Task goal: Could you filter the records below and keep only the lines with the word "content"?

"""

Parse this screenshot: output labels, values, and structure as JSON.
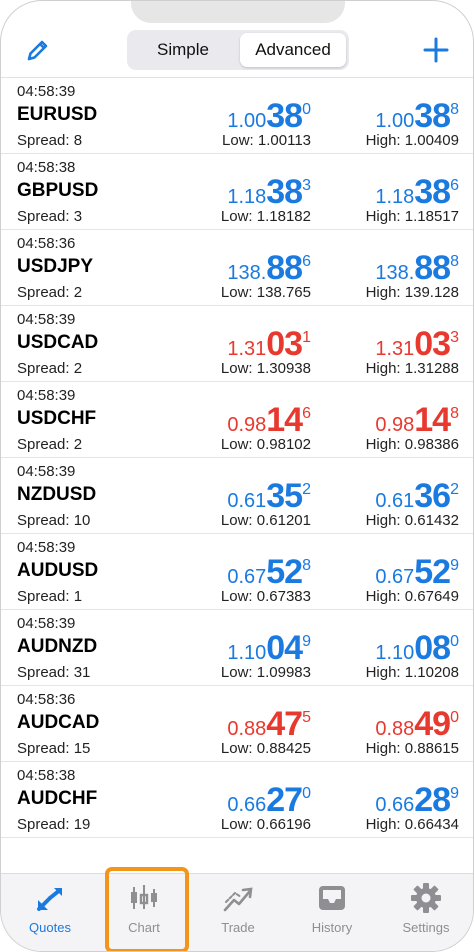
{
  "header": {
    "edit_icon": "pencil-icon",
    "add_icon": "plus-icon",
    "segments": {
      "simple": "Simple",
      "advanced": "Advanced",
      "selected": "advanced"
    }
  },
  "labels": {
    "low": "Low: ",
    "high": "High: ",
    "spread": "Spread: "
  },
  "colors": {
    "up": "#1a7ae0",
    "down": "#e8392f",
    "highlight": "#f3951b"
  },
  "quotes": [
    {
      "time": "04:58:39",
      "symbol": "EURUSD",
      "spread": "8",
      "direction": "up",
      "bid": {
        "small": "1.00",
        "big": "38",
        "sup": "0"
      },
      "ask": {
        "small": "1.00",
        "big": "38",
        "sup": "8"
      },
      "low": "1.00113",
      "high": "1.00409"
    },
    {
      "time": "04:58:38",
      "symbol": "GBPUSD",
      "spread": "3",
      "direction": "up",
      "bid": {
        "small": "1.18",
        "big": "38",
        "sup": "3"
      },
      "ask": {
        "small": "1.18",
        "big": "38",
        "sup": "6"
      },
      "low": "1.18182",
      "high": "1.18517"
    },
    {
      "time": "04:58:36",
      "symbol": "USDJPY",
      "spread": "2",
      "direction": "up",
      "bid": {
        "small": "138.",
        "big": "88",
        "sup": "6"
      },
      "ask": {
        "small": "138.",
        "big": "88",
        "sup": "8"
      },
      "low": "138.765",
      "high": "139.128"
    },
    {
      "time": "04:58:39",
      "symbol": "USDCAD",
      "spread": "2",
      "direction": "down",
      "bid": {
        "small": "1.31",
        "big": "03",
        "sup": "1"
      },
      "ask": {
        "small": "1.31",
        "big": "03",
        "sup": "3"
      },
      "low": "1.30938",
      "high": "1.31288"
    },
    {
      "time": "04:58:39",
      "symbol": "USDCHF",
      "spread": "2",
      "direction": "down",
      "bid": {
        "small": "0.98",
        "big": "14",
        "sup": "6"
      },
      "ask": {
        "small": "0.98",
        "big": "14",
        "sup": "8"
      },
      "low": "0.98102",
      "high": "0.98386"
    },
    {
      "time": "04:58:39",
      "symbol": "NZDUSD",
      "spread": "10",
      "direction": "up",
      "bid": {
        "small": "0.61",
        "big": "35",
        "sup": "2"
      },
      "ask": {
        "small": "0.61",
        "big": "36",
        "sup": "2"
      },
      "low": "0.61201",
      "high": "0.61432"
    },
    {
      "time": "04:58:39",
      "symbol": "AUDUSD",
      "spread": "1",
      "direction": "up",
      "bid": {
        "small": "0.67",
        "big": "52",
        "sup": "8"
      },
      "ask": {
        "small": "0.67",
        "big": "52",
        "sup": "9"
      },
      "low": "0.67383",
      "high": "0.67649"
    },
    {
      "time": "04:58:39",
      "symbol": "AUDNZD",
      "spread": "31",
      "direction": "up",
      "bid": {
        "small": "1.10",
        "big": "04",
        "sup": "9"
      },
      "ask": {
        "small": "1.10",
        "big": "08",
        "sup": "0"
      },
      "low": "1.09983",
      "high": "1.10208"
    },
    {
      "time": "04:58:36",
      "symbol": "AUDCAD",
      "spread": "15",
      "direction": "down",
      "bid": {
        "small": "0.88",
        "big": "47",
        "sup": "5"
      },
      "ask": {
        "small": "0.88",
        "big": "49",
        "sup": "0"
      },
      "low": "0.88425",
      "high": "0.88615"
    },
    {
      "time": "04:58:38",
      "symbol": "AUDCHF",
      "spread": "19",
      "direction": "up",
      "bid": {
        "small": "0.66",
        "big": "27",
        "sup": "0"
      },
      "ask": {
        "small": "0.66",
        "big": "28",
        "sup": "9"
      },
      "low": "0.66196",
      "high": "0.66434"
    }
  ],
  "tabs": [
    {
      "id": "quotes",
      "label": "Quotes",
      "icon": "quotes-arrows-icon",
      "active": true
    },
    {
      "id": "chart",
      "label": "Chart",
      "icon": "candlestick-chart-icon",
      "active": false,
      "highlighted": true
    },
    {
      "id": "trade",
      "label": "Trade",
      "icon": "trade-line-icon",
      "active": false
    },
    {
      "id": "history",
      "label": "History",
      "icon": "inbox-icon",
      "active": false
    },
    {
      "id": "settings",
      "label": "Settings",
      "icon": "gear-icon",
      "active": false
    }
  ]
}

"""
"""

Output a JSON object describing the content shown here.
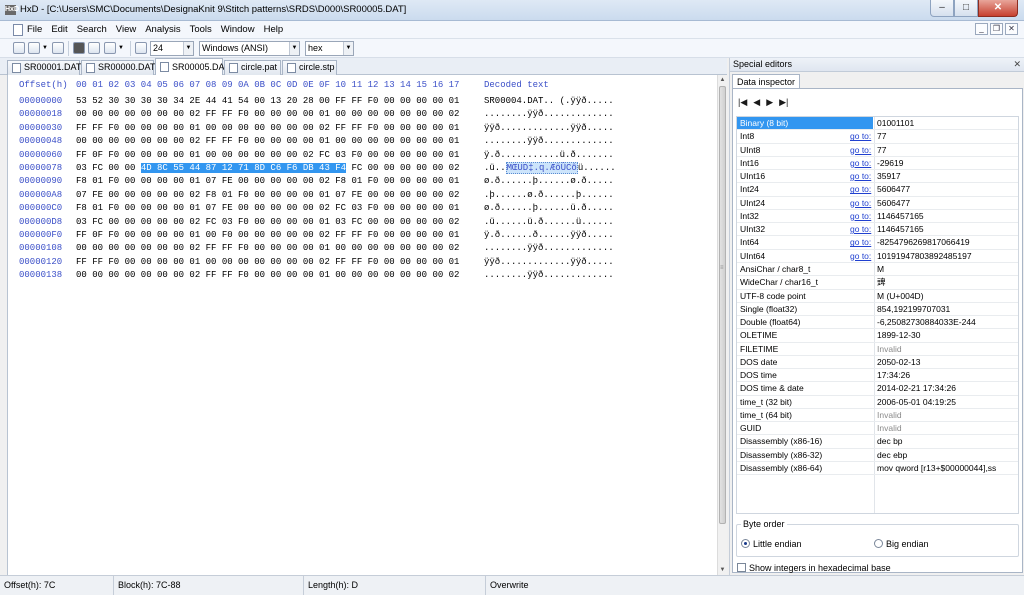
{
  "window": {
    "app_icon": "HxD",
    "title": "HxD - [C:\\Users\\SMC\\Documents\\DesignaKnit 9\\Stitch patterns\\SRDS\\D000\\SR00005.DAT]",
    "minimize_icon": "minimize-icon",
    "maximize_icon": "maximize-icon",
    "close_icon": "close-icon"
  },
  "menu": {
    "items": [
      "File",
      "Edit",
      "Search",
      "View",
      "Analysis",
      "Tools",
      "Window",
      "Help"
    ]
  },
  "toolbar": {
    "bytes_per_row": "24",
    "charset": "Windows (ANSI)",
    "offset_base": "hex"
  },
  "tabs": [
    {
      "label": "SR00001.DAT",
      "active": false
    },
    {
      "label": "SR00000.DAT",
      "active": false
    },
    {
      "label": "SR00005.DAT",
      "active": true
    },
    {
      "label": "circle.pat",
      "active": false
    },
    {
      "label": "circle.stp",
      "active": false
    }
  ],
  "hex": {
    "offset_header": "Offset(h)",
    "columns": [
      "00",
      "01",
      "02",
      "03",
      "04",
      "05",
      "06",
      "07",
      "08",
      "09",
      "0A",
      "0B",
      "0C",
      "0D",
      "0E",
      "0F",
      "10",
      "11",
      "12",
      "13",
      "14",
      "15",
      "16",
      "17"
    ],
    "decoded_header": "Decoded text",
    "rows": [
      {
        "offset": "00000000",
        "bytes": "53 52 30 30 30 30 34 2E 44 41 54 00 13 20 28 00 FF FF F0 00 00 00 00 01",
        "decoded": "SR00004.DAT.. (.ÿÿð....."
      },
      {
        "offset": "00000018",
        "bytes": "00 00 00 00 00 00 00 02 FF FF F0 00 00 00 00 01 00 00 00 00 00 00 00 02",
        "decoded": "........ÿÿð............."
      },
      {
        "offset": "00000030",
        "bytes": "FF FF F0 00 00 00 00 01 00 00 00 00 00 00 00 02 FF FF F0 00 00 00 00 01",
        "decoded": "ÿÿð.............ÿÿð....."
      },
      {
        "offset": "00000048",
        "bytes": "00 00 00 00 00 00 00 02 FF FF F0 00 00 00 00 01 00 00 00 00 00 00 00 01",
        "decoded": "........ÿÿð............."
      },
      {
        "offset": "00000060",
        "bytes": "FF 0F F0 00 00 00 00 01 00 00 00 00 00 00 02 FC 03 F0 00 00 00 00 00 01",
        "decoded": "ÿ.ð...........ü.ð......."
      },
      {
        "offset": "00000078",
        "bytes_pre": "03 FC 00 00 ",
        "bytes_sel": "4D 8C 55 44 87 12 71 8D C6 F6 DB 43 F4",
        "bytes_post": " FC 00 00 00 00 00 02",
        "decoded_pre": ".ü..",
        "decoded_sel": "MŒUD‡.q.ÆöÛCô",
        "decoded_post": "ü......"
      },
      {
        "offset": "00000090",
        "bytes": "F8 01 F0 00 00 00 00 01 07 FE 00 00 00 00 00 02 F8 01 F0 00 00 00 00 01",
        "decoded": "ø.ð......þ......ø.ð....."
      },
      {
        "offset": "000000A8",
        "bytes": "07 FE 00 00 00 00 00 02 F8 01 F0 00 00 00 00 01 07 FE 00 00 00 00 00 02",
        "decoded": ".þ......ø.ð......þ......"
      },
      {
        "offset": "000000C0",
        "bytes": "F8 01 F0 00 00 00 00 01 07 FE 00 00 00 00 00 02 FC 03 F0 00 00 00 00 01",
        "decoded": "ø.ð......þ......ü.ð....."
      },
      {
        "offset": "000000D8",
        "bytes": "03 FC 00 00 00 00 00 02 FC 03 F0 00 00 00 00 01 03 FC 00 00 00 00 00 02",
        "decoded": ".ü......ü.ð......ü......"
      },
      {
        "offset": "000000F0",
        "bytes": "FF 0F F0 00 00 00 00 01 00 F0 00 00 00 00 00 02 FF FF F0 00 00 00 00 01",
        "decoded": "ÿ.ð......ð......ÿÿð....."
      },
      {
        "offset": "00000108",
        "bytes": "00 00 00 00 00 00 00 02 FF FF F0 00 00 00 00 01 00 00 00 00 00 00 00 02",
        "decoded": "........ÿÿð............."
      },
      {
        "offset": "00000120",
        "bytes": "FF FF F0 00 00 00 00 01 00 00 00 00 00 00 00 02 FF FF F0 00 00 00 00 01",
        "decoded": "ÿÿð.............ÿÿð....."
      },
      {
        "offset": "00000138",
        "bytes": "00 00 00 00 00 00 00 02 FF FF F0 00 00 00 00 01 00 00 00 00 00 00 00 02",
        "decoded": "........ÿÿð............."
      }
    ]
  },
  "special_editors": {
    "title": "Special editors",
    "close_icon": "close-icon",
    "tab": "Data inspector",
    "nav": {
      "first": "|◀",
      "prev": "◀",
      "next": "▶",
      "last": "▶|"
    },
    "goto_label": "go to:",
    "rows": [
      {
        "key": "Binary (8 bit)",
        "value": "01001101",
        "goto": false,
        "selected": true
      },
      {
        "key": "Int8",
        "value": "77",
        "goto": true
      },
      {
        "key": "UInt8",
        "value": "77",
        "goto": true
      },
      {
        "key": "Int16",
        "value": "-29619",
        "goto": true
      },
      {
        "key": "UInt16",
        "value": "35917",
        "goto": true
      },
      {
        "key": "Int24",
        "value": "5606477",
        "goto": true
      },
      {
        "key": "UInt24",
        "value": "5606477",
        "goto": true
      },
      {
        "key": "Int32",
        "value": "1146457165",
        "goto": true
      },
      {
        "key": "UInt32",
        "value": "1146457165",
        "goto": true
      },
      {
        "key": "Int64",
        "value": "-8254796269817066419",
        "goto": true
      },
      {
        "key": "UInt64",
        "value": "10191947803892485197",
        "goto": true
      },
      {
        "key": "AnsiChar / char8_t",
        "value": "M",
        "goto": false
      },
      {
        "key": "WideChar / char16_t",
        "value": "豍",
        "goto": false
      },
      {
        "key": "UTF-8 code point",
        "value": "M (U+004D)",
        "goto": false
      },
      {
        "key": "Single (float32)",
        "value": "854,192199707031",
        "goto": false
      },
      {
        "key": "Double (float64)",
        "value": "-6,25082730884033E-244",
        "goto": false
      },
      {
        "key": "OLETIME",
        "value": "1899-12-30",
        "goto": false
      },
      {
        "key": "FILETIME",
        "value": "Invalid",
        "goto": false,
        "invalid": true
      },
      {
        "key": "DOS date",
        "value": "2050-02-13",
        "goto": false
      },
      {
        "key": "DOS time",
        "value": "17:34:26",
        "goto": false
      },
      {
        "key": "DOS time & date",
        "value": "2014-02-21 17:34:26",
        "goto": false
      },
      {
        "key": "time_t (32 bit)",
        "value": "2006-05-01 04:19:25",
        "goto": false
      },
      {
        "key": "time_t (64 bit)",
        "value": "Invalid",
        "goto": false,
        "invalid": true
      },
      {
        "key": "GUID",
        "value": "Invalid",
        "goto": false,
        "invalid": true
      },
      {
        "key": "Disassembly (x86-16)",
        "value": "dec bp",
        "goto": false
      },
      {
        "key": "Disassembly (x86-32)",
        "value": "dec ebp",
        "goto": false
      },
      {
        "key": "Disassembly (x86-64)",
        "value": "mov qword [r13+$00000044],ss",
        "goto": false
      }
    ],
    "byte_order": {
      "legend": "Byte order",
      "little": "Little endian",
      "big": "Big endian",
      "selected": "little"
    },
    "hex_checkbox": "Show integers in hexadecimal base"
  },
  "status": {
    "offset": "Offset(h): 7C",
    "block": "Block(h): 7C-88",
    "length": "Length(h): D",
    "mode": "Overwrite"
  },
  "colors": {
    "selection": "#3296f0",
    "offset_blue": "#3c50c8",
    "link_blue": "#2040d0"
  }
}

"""
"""

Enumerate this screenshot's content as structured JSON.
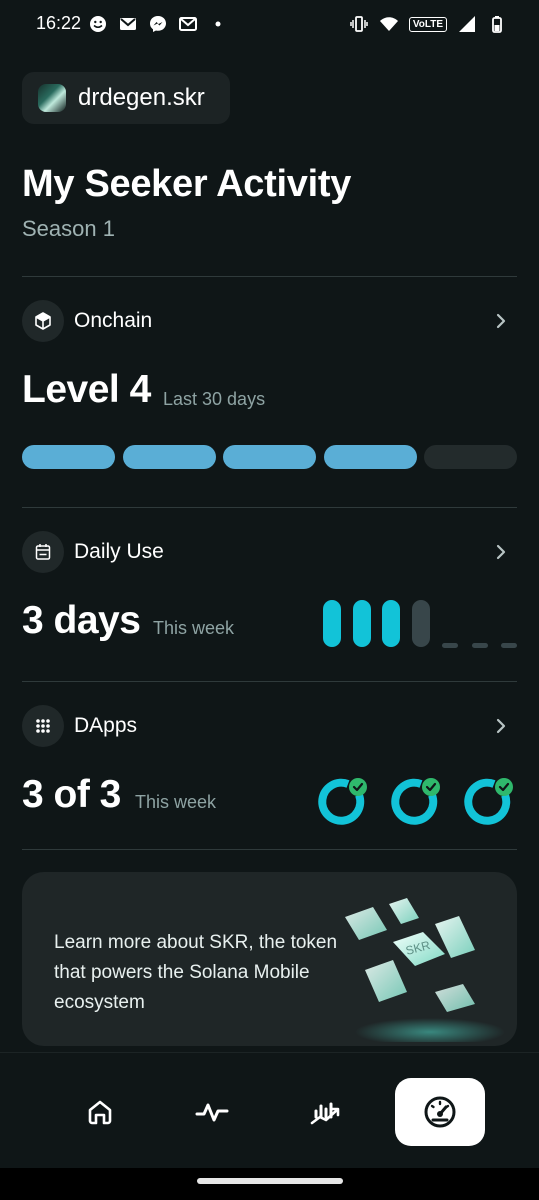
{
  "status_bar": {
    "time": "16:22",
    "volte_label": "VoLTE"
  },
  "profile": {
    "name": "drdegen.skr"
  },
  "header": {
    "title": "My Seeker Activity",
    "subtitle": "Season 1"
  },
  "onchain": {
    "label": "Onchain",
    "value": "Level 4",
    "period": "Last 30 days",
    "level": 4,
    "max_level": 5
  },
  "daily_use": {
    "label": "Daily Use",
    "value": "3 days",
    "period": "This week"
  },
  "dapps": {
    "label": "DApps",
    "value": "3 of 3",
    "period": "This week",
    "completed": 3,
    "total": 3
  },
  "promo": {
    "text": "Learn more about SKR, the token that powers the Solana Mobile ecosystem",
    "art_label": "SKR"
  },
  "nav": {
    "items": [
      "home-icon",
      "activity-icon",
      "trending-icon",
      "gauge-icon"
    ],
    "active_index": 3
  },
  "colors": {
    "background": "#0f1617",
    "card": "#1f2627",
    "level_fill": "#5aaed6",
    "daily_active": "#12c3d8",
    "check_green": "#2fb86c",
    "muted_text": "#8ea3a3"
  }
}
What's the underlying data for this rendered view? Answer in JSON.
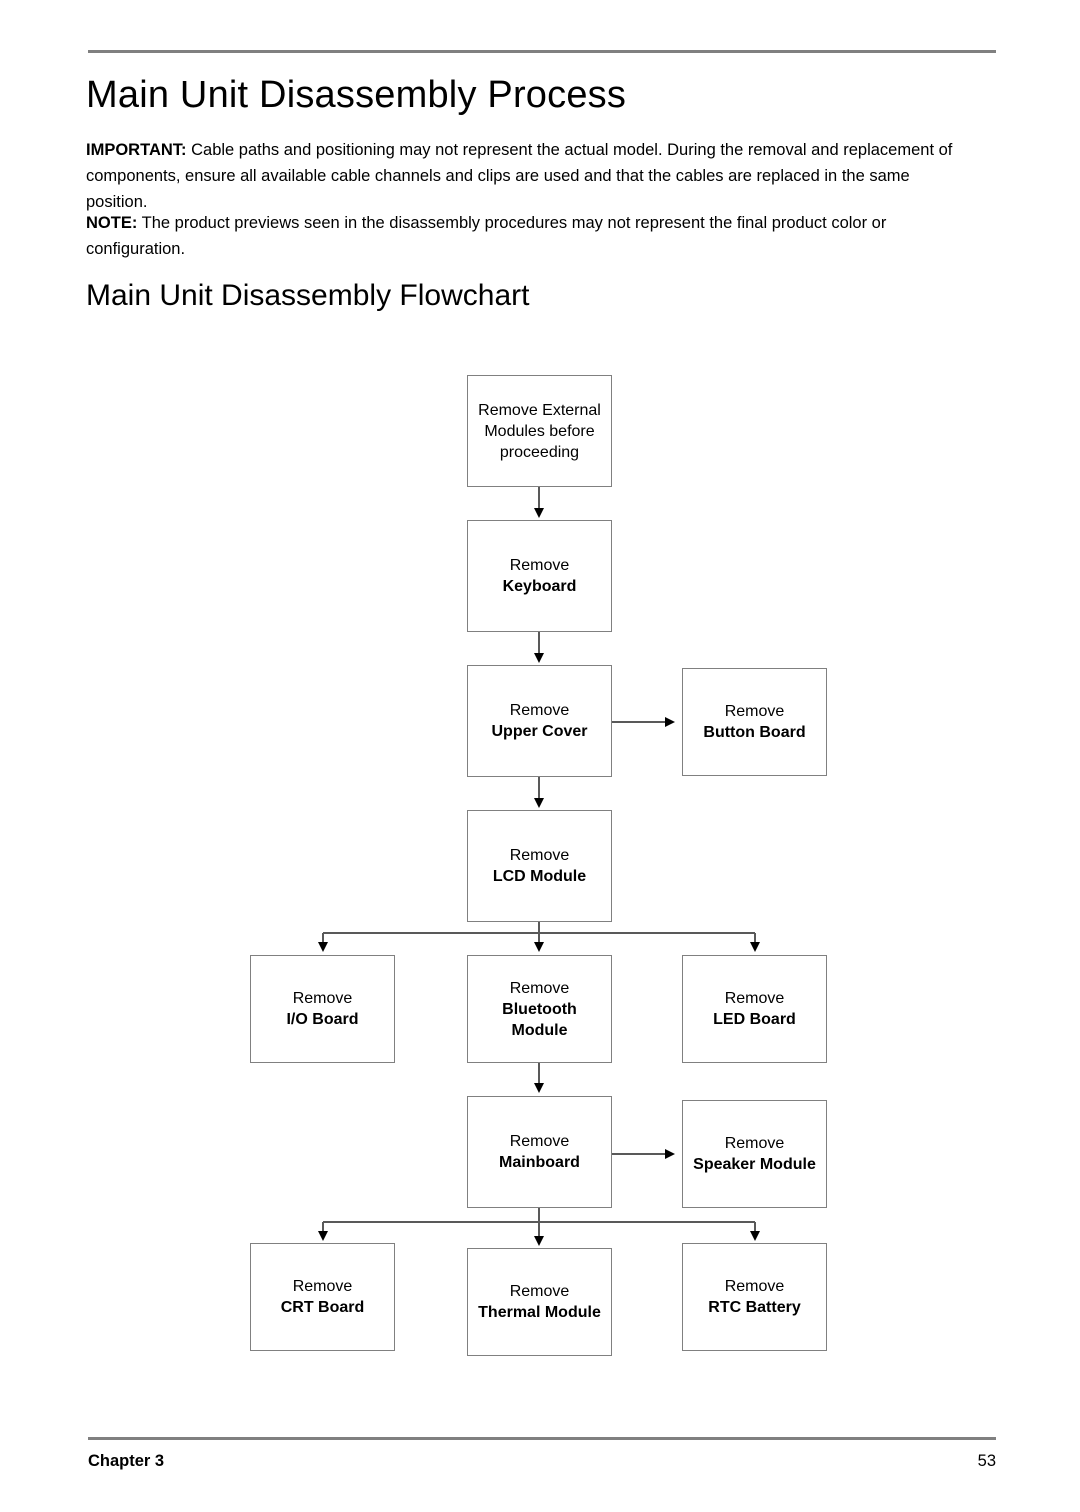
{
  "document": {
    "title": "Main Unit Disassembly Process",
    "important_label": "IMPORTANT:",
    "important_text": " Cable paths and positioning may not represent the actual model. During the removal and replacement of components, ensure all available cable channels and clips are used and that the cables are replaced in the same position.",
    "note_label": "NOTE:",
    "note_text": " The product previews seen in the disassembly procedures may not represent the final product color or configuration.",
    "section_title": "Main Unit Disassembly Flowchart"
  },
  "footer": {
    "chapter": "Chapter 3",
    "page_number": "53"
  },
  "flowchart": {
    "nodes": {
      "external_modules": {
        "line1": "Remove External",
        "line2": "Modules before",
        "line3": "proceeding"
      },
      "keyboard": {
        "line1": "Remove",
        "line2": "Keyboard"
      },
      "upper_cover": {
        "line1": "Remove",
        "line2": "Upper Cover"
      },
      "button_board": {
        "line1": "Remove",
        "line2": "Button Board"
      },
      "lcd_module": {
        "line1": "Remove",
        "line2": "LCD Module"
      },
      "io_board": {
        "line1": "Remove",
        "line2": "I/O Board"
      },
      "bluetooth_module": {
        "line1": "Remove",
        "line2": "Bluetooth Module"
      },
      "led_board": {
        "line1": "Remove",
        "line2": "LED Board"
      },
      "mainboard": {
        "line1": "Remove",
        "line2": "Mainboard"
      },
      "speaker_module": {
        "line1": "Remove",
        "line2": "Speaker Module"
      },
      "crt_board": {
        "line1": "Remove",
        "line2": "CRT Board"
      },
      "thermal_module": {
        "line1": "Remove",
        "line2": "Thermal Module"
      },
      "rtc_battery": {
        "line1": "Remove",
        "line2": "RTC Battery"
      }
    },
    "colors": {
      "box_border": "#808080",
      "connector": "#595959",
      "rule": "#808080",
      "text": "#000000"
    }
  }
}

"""

Answer to the problem:
Output a JSON object describing the content shown here.
Enumerate this screenshot's content as structured JSON.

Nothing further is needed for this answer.